Now, here’s where we get to where music games actually influenced my love for a lot of music I still listen to today. I’m gonna be honest and say I never cared for Classic Rock until Guitar Hero came out, and I thank Harmonix for expanding my musical tastes with stuff I wouldn’t have listened to otherwise. Just as proficient with the guitar controllers as I was with the DDR dance pad, I “shredded” my way through Guitar Hero 1-3 ending my career there and never getting 4. A couple of my favorite add-ons for Guitar Hero were Guitar Hero: Metallica and Greenday. I’ve enjoyed Metallica in passing when it came on the radio, but, playing the game got me to enjoy them as a band, and opened me up to more Metal music than I had already listened to at that point in life. Greenday on the other hand, I had already been a fan of them for a while, but still had great fun with it.
Rockband was no different. It was though, one of my first online gaming experiences with me in North Carolina either on guitar or drums, one friend on vocals in Virginia as well as the other drums and guitars in Virginia. We had a lot of fun with this one, but my family did not with me playing the drums.
Rocksmith on the other hand was on a whole-nother-level; the idea that I could literally plug in a guitar in my game system or PC and play REAL guitar in real time was and still is a confusing concept on how this worked, but it did. I had gotten a guitar for Christmas not long before this one and I failed at learning how to play. I tried YouTube tutorials, in-person lessons, tried to learn chords and whatnot. Rocksmith was an amazing tool to help me learn, but my brain couldn’t just seem to grasp hand/eye/brain coordination to make things happen. It had a ton of learning tools and mini games and amazing lineup of songs to play.

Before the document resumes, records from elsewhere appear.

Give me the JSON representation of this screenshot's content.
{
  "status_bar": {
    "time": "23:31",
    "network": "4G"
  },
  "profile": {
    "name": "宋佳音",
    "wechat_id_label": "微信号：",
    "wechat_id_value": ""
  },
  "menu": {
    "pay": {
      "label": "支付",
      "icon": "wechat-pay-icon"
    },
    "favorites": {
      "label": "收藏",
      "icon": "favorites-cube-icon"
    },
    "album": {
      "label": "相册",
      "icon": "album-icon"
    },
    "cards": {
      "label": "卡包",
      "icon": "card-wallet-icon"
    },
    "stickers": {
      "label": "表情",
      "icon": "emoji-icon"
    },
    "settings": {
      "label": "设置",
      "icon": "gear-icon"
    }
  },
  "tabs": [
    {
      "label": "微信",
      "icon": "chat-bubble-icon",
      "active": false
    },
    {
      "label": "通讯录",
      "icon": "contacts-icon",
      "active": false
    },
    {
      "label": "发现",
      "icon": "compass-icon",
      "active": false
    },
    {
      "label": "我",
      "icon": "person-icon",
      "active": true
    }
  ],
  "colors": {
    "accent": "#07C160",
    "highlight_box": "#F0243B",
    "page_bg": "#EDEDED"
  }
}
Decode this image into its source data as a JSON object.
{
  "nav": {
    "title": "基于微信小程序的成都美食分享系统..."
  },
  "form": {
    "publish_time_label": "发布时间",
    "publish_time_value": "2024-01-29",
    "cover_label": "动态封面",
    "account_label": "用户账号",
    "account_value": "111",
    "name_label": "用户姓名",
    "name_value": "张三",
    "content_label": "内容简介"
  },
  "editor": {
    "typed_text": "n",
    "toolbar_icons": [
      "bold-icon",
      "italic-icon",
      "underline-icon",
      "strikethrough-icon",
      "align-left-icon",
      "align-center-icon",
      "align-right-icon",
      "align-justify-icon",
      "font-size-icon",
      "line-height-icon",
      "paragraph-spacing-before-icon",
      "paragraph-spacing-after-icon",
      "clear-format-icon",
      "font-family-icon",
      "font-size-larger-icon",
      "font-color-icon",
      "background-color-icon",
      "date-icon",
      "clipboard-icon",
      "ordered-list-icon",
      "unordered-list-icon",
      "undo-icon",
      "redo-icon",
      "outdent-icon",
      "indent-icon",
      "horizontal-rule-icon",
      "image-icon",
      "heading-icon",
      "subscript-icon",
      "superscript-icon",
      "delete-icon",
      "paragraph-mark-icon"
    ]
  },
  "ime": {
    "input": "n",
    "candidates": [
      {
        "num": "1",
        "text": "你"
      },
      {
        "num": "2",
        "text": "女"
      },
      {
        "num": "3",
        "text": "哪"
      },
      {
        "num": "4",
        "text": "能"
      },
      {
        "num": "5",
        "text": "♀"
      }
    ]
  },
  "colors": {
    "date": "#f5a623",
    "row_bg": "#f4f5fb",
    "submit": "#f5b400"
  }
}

Last but not least, is Beat Saber. I’m not gonna say I bought an HTC Vive just to play Beat Saber but it HEAVILY influenced my purchasing decision. This fun little game packs a huge punch in the rhythm genre. Going back to my roots of “working out,” this game has an amazing setlist for anyone to enjoy, especially with “Beat Saver” mod where users make their own beats with an endless amount of songs to download. I’m not afraid to say ‘Take On Me’ and ‘Beat It’ are a couple of my favorites. This game remains one of my most played virtual reality games in my library, and rightfully so. It’s addicting, challenging, fast paced and just plain fun!
We all know I missed quite a few games, but these are the ones that had the most impact in my life so here’s some I still had tons of fun with!
There was a wonderful little mobile Guitar Hero clone called Tap Tap Revolution that satisfied my hunger for music and rhythm on the go.
Lumines: Electronic Symphony for the Playstation Vita had reignited a long-lost addiction to Tetris that resembled Tetris, but with a horizontal and music twist.
Tetris Effect: Connect that was just recently released and that itself was like a mix of Lumines and Tetris. Highly addicting with wonderful music and visuals
All in all, video games aren’t just mindless fun rotting our brains (not that there’s anything wrong with that of course). You can learn a lot, and they can introduce you to things and songs you may never have seen, or would see or hear, without them, and they help you to discover new and old favorites.
Dig this? Check out the full archives of A.M. Radio, by Anthony Montalbano, here: https://vinylwritermusic.com/a-m-radio-archives/